[Data items]

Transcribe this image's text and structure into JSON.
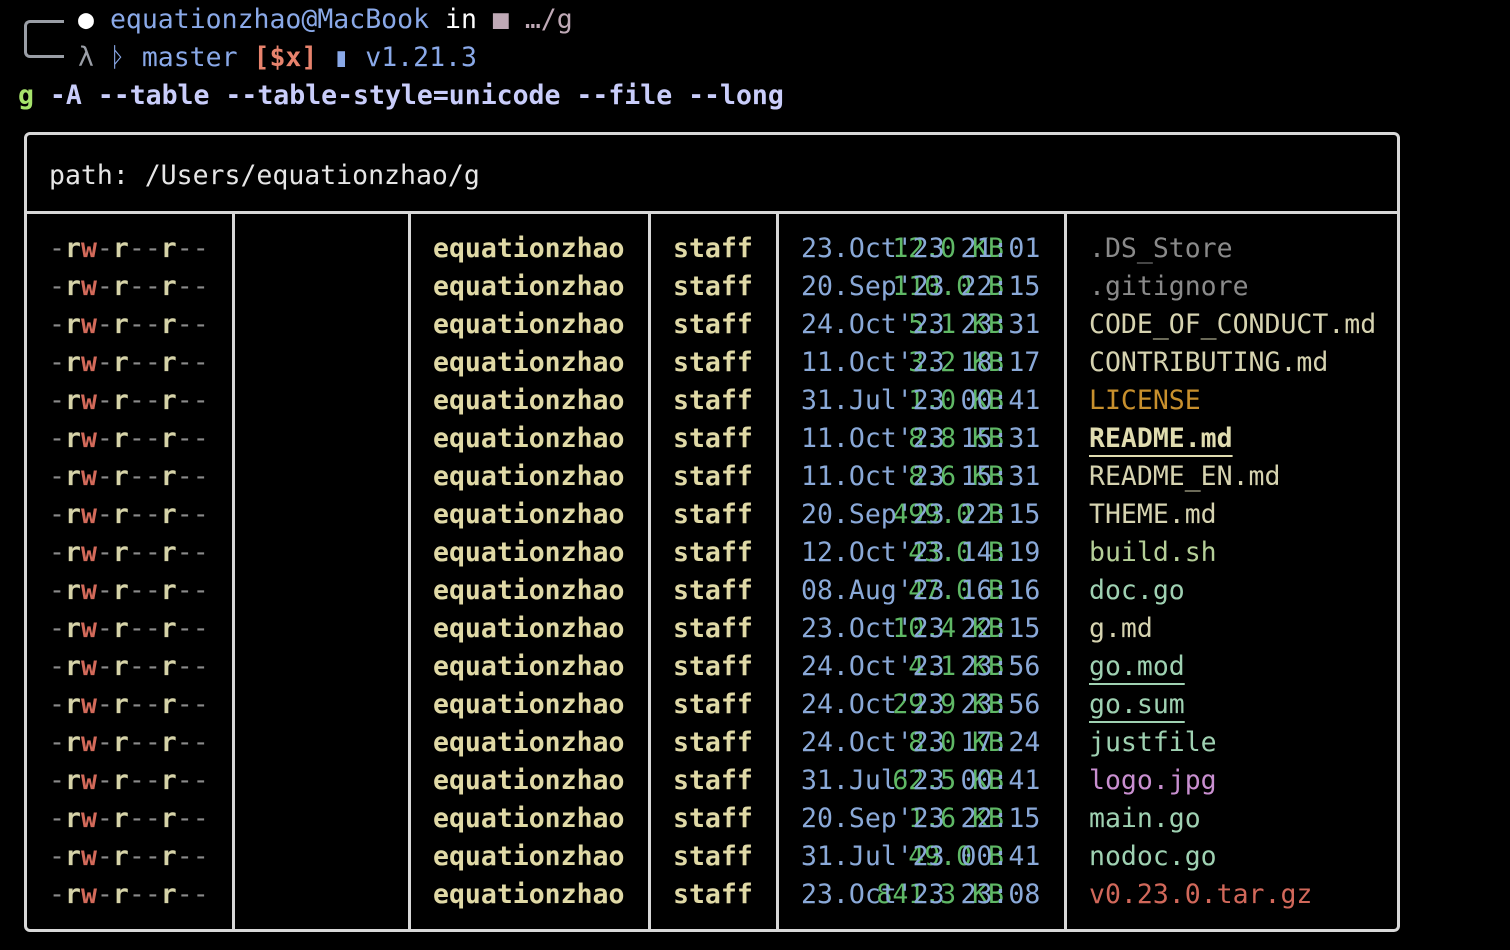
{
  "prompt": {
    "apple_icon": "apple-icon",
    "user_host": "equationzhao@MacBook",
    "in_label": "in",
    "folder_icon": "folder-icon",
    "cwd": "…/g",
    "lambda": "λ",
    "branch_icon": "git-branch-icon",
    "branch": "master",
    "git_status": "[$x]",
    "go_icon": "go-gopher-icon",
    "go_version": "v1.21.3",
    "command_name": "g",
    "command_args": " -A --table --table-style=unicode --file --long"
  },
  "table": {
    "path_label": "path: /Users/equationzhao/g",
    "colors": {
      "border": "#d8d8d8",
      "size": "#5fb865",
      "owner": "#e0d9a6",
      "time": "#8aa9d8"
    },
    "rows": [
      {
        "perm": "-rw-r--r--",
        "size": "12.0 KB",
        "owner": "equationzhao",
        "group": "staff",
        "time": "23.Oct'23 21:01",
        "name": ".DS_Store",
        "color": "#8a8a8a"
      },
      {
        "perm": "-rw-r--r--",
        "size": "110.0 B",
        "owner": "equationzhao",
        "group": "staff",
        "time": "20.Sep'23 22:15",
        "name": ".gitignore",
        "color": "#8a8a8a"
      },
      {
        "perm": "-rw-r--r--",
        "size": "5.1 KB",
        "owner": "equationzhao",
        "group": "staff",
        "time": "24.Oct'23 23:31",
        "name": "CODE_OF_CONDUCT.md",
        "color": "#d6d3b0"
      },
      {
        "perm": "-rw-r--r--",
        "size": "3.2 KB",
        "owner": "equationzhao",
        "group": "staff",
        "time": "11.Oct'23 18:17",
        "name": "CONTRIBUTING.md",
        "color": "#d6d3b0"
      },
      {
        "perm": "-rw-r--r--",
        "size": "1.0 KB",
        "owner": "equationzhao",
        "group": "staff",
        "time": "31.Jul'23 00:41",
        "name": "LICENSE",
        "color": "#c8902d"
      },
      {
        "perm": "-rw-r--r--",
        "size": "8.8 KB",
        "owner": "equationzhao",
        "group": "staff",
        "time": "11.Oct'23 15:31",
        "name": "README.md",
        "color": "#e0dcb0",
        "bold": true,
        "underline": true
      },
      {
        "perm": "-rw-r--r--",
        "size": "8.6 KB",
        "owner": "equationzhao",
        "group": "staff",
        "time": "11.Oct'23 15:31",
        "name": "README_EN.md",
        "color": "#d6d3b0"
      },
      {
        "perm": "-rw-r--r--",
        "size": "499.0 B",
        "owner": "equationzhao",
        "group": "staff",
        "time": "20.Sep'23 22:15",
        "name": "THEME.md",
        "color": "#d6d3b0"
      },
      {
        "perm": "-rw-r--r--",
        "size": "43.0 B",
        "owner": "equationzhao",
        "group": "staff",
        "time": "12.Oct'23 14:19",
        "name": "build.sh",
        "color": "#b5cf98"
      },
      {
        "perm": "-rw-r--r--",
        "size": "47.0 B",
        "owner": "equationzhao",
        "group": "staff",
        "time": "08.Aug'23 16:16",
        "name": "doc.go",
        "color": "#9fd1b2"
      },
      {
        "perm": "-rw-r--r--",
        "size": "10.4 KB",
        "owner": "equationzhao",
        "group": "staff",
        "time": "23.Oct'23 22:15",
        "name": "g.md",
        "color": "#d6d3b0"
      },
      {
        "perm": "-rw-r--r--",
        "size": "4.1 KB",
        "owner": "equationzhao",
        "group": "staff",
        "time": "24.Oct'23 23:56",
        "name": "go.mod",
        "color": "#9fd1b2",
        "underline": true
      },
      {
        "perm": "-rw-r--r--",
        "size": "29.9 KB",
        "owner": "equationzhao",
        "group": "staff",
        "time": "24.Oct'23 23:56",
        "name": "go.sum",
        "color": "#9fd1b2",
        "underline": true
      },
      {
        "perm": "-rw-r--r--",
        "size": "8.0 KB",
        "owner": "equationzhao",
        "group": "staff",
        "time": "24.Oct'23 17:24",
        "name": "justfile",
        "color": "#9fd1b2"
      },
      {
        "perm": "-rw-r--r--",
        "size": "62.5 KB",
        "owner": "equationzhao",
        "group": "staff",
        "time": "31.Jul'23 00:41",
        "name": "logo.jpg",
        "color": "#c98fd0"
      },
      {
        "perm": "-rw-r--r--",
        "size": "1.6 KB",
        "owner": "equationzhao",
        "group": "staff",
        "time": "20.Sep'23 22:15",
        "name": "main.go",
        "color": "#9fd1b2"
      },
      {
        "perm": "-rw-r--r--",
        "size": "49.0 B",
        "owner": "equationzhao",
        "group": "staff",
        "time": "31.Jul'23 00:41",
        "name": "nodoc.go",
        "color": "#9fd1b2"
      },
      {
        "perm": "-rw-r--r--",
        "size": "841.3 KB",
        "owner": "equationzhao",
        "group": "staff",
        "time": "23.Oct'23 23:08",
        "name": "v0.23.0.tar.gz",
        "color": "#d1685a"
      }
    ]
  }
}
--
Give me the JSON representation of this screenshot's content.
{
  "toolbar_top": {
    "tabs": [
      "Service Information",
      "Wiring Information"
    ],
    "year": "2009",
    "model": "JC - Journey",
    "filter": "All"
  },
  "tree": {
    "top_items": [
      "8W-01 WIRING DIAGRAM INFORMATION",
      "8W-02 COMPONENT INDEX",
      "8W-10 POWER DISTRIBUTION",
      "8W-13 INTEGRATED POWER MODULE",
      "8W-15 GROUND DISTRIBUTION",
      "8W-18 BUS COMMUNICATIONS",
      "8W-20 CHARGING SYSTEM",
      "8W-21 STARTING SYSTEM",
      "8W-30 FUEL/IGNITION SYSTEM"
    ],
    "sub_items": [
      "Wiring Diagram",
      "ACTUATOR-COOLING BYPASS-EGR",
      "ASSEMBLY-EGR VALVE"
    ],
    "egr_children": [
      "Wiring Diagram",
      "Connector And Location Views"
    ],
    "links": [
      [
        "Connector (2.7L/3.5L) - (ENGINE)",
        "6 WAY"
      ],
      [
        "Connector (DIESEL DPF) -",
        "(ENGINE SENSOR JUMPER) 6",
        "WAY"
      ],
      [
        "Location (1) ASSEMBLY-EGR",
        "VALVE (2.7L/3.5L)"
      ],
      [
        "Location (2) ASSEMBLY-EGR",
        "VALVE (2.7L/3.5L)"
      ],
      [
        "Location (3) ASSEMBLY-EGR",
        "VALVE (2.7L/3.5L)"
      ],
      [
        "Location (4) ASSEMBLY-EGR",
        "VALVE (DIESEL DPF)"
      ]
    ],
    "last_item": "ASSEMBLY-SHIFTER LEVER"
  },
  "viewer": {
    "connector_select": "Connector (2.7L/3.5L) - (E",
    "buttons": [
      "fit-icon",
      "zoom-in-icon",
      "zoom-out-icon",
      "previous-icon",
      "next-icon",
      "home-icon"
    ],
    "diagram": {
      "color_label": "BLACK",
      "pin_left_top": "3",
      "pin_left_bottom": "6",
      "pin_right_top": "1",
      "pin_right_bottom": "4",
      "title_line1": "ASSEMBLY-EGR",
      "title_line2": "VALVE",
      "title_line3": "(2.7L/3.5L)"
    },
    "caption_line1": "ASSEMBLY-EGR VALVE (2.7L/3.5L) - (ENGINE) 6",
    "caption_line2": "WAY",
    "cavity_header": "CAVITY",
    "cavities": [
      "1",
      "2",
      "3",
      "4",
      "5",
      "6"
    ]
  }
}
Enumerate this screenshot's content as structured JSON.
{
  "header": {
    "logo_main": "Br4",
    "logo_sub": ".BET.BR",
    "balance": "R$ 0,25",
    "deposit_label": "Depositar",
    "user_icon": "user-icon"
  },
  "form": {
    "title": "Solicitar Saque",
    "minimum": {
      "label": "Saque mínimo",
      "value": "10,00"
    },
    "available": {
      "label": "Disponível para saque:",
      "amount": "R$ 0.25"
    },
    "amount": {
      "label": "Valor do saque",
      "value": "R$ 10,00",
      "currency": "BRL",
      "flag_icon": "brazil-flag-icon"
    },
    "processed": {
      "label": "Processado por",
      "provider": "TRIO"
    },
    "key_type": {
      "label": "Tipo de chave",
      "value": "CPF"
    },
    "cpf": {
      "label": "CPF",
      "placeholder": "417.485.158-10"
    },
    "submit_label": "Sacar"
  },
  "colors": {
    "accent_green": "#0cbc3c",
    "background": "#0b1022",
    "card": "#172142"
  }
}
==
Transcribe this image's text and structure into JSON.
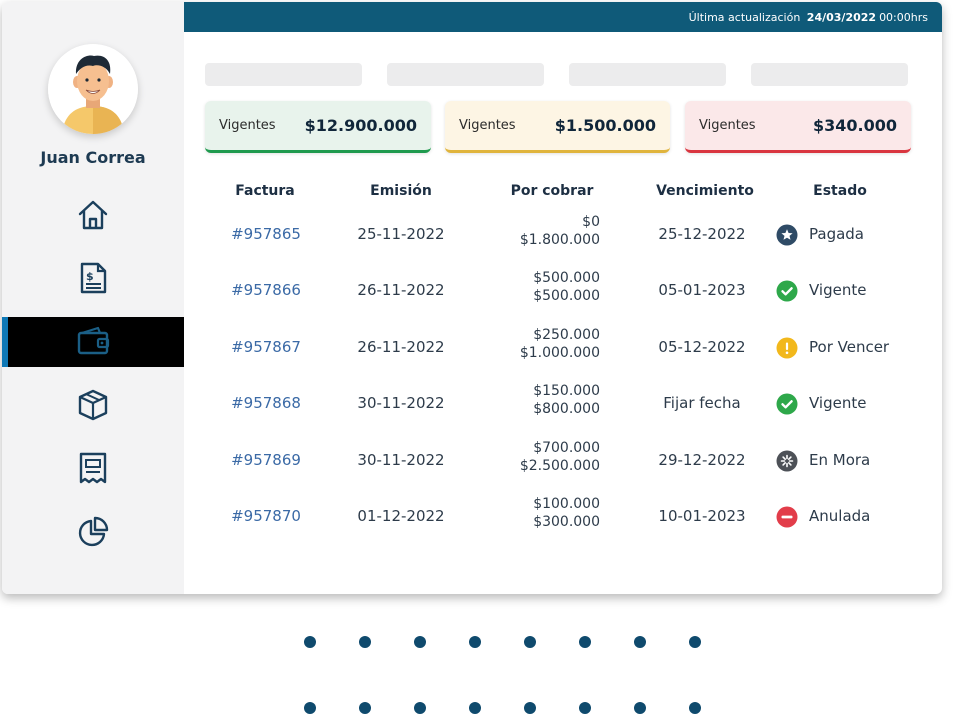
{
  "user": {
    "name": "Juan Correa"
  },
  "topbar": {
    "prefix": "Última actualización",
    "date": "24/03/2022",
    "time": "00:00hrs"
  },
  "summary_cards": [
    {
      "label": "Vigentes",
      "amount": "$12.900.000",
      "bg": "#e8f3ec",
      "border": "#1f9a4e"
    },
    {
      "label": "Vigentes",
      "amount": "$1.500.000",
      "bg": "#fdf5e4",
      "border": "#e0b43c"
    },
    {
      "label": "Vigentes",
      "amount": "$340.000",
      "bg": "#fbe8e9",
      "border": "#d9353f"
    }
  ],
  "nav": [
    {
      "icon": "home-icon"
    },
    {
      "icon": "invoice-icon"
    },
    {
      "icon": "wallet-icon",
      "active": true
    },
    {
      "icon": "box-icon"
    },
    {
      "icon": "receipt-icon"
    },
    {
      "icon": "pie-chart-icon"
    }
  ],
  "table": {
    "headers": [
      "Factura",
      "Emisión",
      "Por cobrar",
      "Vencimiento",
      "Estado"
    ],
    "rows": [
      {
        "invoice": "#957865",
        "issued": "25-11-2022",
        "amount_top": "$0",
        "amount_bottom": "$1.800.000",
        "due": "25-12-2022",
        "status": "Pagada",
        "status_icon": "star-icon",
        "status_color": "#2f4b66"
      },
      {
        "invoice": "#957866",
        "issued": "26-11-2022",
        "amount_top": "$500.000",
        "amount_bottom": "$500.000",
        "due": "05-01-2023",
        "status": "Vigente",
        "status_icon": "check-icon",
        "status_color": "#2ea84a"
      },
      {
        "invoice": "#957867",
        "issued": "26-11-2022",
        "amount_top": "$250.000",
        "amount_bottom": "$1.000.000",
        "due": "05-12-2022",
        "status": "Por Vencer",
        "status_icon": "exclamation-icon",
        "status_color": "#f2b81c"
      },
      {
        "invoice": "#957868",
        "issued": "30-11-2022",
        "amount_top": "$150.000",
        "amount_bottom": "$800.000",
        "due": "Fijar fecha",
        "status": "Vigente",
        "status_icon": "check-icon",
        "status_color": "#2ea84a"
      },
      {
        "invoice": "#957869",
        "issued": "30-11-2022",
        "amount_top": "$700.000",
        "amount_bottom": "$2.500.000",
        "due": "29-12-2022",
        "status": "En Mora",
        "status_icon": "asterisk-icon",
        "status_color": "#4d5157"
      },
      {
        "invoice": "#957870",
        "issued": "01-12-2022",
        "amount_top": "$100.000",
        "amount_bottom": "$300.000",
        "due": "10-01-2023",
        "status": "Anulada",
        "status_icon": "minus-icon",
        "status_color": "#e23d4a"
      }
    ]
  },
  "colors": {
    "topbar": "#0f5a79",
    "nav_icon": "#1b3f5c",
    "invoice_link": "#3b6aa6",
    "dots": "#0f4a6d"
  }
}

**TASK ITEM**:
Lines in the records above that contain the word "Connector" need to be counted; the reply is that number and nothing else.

**ANSWER SPACE**:
4